can get different natural interpretations of the language of set theory
by "restricting" the notion of set, but this is not a case of
incompatible "pictures" emerging.
3. To advocate phi for inclusion in such a framework theory committs one
to the view that phi is true. In this connection, I don't understand the
lines:
"There is absolutely no attempt to say that one has
completely defined or delineated any of these concepts, or even stated any
truths."
To say "snow is white" seriously committs one to ""snow is white" is
true". (Though not perhaps to the assertion that the concept of snow has
been completely delineated.)
4. I think it may be that the meaning of the language of set theory is
not completely determined in some sense. ( But if so, that needs to be
EXPLAINED. The analogy with vague general terms like "bald" is just not
close enough, so far as I can see.) One way this could manifest itself
is in the emergence of equally good universal framework theories
deciding CH in different ways. Such theories would be naturally
interpretable in one another, in virtue of universality. Developing any
one such theory would be the same as developing them all, so in a
practical sense finding any such theory would solve the Continuum Problem.
Nevertheless, one could maintain that in this scenario, the formal
sentence "CH" does not, as the language of set theory is currently used,
express a definite proposition.
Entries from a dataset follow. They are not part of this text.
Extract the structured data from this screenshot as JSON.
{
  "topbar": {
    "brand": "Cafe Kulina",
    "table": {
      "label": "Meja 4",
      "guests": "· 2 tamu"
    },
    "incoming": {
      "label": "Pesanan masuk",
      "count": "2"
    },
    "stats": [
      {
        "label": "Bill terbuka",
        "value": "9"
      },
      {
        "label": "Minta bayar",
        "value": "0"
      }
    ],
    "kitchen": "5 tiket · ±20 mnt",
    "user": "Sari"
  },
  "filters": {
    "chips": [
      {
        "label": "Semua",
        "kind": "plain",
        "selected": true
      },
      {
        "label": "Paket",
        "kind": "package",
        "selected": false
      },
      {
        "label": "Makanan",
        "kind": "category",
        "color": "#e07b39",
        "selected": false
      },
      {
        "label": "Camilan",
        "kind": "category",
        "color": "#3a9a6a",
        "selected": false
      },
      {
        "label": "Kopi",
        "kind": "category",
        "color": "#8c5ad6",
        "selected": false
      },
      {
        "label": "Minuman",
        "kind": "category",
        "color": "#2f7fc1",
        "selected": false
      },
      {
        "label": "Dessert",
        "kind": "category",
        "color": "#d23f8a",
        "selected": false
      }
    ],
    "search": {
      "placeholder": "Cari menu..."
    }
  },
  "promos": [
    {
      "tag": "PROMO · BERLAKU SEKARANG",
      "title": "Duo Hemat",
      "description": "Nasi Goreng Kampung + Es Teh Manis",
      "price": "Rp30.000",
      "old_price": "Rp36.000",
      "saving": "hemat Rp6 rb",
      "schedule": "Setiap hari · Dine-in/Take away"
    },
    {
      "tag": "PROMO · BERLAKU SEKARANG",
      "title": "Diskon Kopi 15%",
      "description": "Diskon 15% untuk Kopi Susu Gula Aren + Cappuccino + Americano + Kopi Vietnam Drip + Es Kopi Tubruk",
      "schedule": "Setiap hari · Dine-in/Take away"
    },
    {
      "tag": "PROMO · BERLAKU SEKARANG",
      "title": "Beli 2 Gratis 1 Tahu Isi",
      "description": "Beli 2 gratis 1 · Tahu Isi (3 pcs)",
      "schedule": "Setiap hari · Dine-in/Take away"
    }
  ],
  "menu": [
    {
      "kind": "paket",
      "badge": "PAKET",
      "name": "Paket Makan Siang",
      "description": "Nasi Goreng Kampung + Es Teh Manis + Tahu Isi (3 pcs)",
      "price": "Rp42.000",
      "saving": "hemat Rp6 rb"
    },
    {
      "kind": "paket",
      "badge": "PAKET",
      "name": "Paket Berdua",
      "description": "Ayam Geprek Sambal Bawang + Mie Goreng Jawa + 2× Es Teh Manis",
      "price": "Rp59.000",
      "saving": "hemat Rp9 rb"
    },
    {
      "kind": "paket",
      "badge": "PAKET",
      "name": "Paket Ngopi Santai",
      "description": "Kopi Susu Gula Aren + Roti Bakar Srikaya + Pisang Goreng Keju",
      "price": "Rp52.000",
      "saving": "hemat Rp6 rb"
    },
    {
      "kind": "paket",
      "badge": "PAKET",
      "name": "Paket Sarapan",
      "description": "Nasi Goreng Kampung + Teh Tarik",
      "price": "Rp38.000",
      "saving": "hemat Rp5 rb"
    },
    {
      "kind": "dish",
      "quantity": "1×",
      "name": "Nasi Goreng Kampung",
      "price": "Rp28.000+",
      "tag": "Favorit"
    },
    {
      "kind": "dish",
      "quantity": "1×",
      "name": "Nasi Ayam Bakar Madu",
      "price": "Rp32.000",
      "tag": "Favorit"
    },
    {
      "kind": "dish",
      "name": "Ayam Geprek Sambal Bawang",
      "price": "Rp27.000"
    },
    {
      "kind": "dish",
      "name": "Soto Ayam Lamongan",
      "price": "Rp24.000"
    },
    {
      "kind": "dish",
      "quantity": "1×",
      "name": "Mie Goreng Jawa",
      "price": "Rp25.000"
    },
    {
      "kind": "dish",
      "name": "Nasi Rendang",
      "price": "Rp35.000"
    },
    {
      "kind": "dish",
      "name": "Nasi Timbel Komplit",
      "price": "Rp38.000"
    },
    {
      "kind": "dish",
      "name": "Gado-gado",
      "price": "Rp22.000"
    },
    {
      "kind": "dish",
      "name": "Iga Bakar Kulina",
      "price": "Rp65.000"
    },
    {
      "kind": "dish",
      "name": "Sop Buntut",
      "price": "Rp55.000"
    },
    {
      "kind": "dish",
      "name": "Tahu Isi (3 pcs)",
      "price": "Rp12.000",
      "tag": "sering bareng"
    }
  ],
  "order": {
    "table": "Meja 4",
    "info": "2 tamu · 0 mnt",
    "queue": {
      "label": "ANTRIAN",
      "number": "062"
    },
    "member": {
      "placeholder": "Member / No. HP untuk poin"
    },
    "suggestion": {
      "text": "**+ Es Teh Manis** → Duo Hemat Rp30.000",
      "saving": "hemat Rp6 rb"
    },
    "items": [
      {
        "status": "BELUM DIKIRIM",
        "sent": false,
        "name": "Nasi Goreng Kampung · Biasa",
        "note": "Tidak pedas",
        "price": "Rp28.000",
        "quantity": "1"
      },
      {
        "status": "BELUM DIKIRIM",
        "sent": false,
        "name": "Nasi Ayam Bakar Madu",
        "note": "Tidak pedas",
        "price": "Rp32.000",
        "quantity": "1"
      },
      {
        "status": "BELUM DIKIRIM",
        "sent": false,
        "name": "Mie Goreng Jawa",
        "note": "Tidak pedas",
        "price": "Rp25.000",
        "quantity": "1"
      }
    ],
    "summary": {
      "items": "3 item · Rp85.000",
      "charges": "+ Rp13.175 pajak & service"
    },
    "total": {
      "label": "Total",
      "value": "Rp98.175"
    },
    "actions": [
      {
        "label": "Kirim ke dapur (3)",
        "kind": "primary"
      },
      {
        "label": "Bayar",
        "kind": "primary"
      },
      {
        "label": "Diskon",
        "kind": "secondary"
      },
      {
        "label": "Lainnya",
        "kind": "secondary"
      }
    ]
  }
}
5. It may be that no such universal framework theory exists, as Harvey
seems to be maintaining.
John Steel
More information about the FOM
mailing list